- WORK TO COMPLETE -
Pick out the lines below with "name" and list them.
++++++++++
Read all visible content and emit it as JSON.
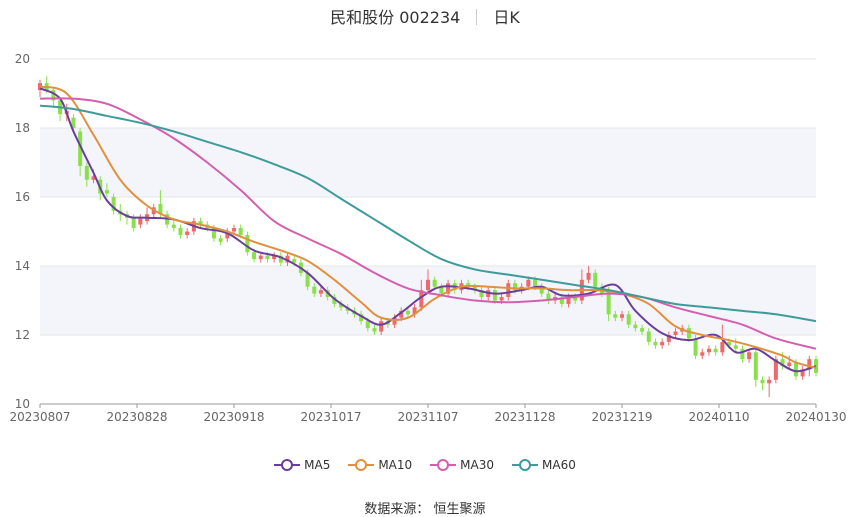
{
  "header": {
    "title": "民和股份 002234",
    "tab": "日K"
  },
  "source_text": "数据来源： 恒生聚源",
  "chart_data": {
    "type": "candlestick",
    "title": "民和股份 002234",
    "period": "日K",
    "ylim": [
      10,
      20
    ],
    "yticks": [
      10,
      12,
      14,
      16,
      18,
      20
    ],
    "x_tick_labels": [
      "20230807",
      "20230828",
      "20230918",
      "20231017",
      "20231107",
      "20231128",
      "20231219",
      "20240110",
      "20240130"
    ],
    "trading_days": 117,
    "legend": [
      "MA5",
      "MA10",
      "MA30",
      "MA60"
    ],
    "colors": {
      "up": "#ee6a6a",
      "down": "#8ae04a",
      "MA5": "#6a3e9c",
      "MA10": "#e0913e",
      "MA30": "#d45fae",
      "MA60": "#3f9a9a",
      "band": "#f3f5fb",
      "grid": "#e6e6e6"
    },
    "candles": [
      [
        19.1,
        19.3,
        19.4,
        18.9
      ],
      [
        19.3,
        19.1,
        19.5,
        19.0
      ],
      [
        19.1,
        18.8,
        19.2,
        18.6
      ],
      [
        18.8,
        18.4,
        18.9,
        18.2
      ],
      [
        18.4,
        18.5,
        18.7,
        18.2
      ],
      [
        18.3,
        18.0,
        18.4,
        17.9
      ],
      [
        17.9,
        16.9,
        18.0,
        16.6
      ],
      [
        16.9,
        16.5,
        17.0,
        16.3
      ],
      [
        16.5,
        16.6,
        16.8,
        16.4
      ],
      [
        16.5,
        16.1,
        16.6,
        15.9
      ],
      [
        16.2,
        16.1,
        16.4,
        16.0
      ],
      [
        16.0,
        15.6,
        16.1,
        15.5
      ],
      [
        15.6,
        15.5,
        15.8,
        15.3
      ],
      [
        15.5,
        15.4,
        15.6,
        15.2
      ],
      [
        15.4,
        15.1,
        15.5,
        15.0
      ],
      [
        15.2,
        15.4,
        15.5,
        15.1
      ],
      [
        15.3,
        15.5,
        15.7,
        15.2
      ],
      [
        15.5,
        15.7,
        15.8,
        15.4
      ],
      [
        15.8,
        15.5,
        16.2,
        15.4
      ],
      [
        15.5,
        15.2,
        15.6,
        15.1
      ],
      [
        15.2,
        15.1,
        15.4,
        15.0
      ],
      [
        15.1,
        14.9,
        15.2,
        14.8
      ],
      [
        14.9,
        15.0,
        15.1,
        14.8
      ],
      [
        15.0,
        15.3,
        15.4,
        14.9
      ],
      [
        15.3,
        15.2,
        15.4,
        15.1
      ],
      [
        15.2,
        15.1,
        15.3,
        15.0
      ],
      [
        15.1,
        14.8,
        15.2,
        14.7
      ],
      [
        14.8,
        14.7,
        14.9,
        14.6
      ],
      [
        14.8,
        15.0,
        15.1,
        14.7
      ],
      [
        15.0,
        15.1,
        15.2,
        14.9
      ],
      [
        15.1,
        14.9,
        15.2,
        14.8
      ],
      [
        14.9,
        14.4,
        15.0,
        14.3
      ],
      [
        14.4,
        14.2,
        14.5,
        14.1
      ],
      [
        14.2,
        14.3,
        14.4,
        14.1
      ],
      [
        14.3,
        14.2,
        14.4,
        14.1
      ],
      [
        14.2,
        14.3,
        14.4,
        14.1
      ],
      [
        14.3,
        14.1,
        14.4,
        14.0
      ],
      [
        14.1,
        14.3,
        14.4,
        14.0
      ],
      [
        14.2,
        14.1,
        14.3,
        14.0
      ],
      [
        14.1,
        13.8,
        14.2,
        13.7
      ],
      [
        13.8,
        13.4,
        13.9,
        13.3
      ],
      [
        13.4,
        13.2,
        13.5,
        13.1
      ],
      [
        13.2,
        13.3,
        13.4,
        13.1
      ],
      [
        13.3,
        13.1,
        13.4,
        13.0
      ],
      [
        13.1,
        12.9,
        13.2,
        12.8
      ],
      [
        12.9,
        12.8,
        13.0,
        12.7
      ],
      [
        12.8,
        12.7,
        12.9,
        12.6
      ],
      [
        12.7,
        12.6,
        12.8,
        12.5
      ],
      [
        12.6,
        12.4,
        12.7,
        12.3
      ],
      [
        12.4,
        12.2,
        12.5,
        12.1
      ],
      [
        12.2,
        12.1,
        12.3,
        12.0
      ],
      [
        12.1,
        12.4,
        12.5,
        12.0
      ],
      [
        12.4,
        12.3,
        12.5,
        12.2
      ],
      [
        12.3,
        12.5,
        12.6,
        12.2
      ],
      [
        12.5,
        12.7,
        12.8,
        12.4
      ],
      [
        12.7,
        12.6,
        12.8,
        12.5
      ],
      [
        12.6,
        12.8,
        12.9,
        12.5
      ],
      [
        12.8,
        13.3,
        13.6,
        12.7
      ],
      [
        13.3,
        13.6,
        13.9,
        13.2
      ],
      [
        13.6,
        13.4,
        13.7,
        13.3
      ],
      [
        13.4,
        13.2,
        13.5,
        13.1
      ],
      [
        13.2,
        13.5,
        13.6,
        13.1
      ],
      [
        13.5,
        13.3,
        13.6,
        13.2
      ],
      [
        13.3,
        13.5,
        13.6,
        13.2
      ],
      [
        13.5,
        13.4,
        13.6,
        13.3
      ],
      [
        13.4,
        13.3,
        13.5,
        13.2
      ],
      [
        13.3,
        13.1,
        13.4,
        13.0
      ],
      [
        13.1,
        13.3,
        13.4,
        13.0
      ],
      [
        13.3,
        13.0,
        13.4,
        12.9
      ],
      [
        13.0,
        13.1,
        13.2,
        12.9
      ],
      [
        13.1,
        13.5,
        13.6,
        13.0
      ],
      [
        13.5,
        13.3,
        13.6,
        13.2
      ],
      [
        13.3,
        13.4,
        13.5,
        13.2
      ],
      [
        13.4,
        13.6,
        13.7,
        13.3
      ],
      [
        13.6,
        13.4,
        13.7,
        13.3
      ],
      [
        13.4,
        13.2,
        13.5,
        13.1
      ],
      [
        13.2,
        13.0,
        13.3,
        12.9
      ],
      [
        13.0,
        13.1,
        13.2,
        12.9
      ],
      [
        13.1,
        12.9,
        13.2,
        12.8
      ],
      [
        12.9,
        13.1,
        13.2,
        12.8
      ],
      [
        13.1,
        13.0,
        13.2,
        12.9
      ],
      [
        13.0,
        13.6,
        13.9,
        12.9
      ],
      [
        13.6,
        13.8,
        14.0,
        13.5
      ],
      [
        13.8,
        13.4,
        13.9,
        13.3
      ],
      [
        13.4,
        13.2,
        13.5,
        13.1
      ],
      [
        13.3,
        12.6,
        13.4,
        12.4
      ],
      [
        12.6,
        12.5,
        12.7,
        12.4
      ],
      [
        12.5,
        12.6,
        12.7,
        12.4
      ],
      [
        12.6,
        12.3,
        12.7,
        12.2
      ],
      [
        12.3,
        12.2,
        12.4,
        12.1
      ],
      [
        12.2,
        12.1,
        12.3,
        12.0
      ],
      [
        12.1,
        11.8,
        12.2,
        11.7
      ],
      [
        11.8,
        11.7,
        11.9,
        11.6
      ],
      [
        11.7,
        11.8,
        11.9,
        11.6
      ],
      [
        11.8,
        12.0,
        12.1,
        11.7
      ],
      [
        12.0,
        12.1,
        12.2,
        11.9
      ],
      [
        12.1,
        12.2,
        12.3,
        12.0
      ],
      [
        12.2,
        11.9,
        12.3,
        11.8
      ],
      [
        11.9,
        11.4,
        12.0,
        11.3
      ],
      [
        11.4,
        11.5,
        11.6,
        11.3
      ],
      [
        11.5,
        11.6,
        11.7,
        11.4
      ],
      [
        11.6,
        11.5,
        11.7,
        11.4
      ],
      [
        11.5,
        11.8,
        12.3,
        11.4
      ],
      [
        11.8,
        11.7,
        11.9,
        11.6
      ],
      [
        11.7,
        11.6,
        11.9,
        11.5
      ],
      [
        11.6,
        11.3,
        11.7,
        11.2
      ],
      [
        11.3,
        11.5,
        11.6,
        11.2
      ],
      [
        11.5,
        10.7,
        11.6,
        10.5
      ],
      [
        10.7,
        10.6,
        10.8,
        10.4
      ],
      [
        10.6,
        10.7,
        10.8,
        10.2
      ],
      [
        10.7,
        11.3,
        11.4,
        10.6
      ],
      [
        11.3,
        11.1,
        11.5,
        11.0
      ],
      [
        11.1,
        11.2,
        11.4,
        11.0
      ],
      [
        11.2,
        10.8,
        11.3,
        10.7
      ],
      [
        10.8,
        11.0,
        11.1,
        10.7
      ],
      [
        11.0,
        11.3,
        11.4,
        10.8
      ],
      [
        11.3,
        10.9,
        11.4,
        10.8
      ]
    ],
    "series": [
      {
        "name": "MA5",
        "x": [
          0,
          3,
          5,
          8,
          10,
          13,
          16,
          20,
          24,
          28,
          32,
          36,
          40,
          44,
          48,
          51,
          54,
          57,
          60,
          64,
          68,
          72,
          75,
          78,
          82,
          86,
          89,
          93,
          97,
          101,
          104,
          107,
          110,
          113,
          116
        ],
        "values": [
          19.15,
          18.85,
          17.9,
          16.7,
          15.9,
          15.45,
          15.4,
          15.35,
          15.1,
          14.95,
          14.45,
          14.25,
          13.8,
          13.05,
          12.55,
          12.3,
          12.65,
          13.1,
          13.4,
          13.35,
          13.2,
          13.3,
          13.4,
          13.15,
          13.2,
          13.45,
          12.7,
          12.05,
          11.85,
          12.0,
          11.5,
          11.6,
          11.25,
          10.95,
          11.1
        ]
      },
      {
        "name": "MA10",
        "x": [
          0,
          4,
          8,
          12,
          16,
          20,
          24,
          28,
          32,
          36,
          40,
          44,
          48,
          51,
          55,
          59,
          63,
          67,
          71,
          75,
          79,
          83,
          87,
          91,
          95,
          99,
          103,
          107,
          111,
          113,
          116
        ],
        "values": [
          19.2,
          19.0,
          17.8,
          16.5,
          15.75,
          15.35,
          15.2,
          15.0,
          14.7,
          14.45,
          14.15,
          13.6,
          12.95,
          12.5,
          12.5,
          13.05,
          13.4,
          13.4,
          13.35,
          13.35,
          13.3,
          13.3,
          13.2,
          12.9,
          12.25,
          12.0,
          11.85,
          11.65,
          11.4,
          11.2,
          11.05
        ]
      },
      {
        "name": "MA30",
        "x": [
          0,
          5,
          10,
          15,
          20,
          25,
          30,
          35,
          40,
          45,
          50,
          55,
          60,
          65,
          70,
          75,
          80,
          85,
          90,
          95,
          100,
          105,
          110,
          116
        ],
        "values": [
          18.85,
          18.85,
          18.7,
          18.25,
          17.7,
          17.0,
          16.2,
          15.3,
          14.8,
          14.35,
          13.8,
          13.35,
          13.15,
          13.0,
          12.95,
          13.0,
          13.1,
          13.2,
          13.1,
          12.8,
          12.55,
          12.3,
          11.9,
          11.6
        ]
      },
      {
        "name": "MA60",
        "x": [
          0,
          5,
          10,
          15,
          20,
          25,
          30,
          35,
          40,
          45,
          50,
          55,
          60,
          65,
          70,
          75,
          80,
          85,
          90,
          95,
          100,
          105,
          110,
          116
        ],
        "values": [
          18.65,
          18.55,
          18.35,
          18.15,
          17.9,
          17.6,
          17.3,
          16.95,
          16.55,
          15.95,
          15.35,
          14.75,
          14.2,
          13.9,
          13.75,
          13.6,
          13.45,
          13.3,
          13.1,
          12.9,
          12.8,
          12.7,
          12.6,
          12.4
        ]
      }
    ]
  }
}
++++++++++
- THE ANSWER -
        "name": "MA5",
        "name": "MA10",
        "name": "MA30",
        "name": "MA60",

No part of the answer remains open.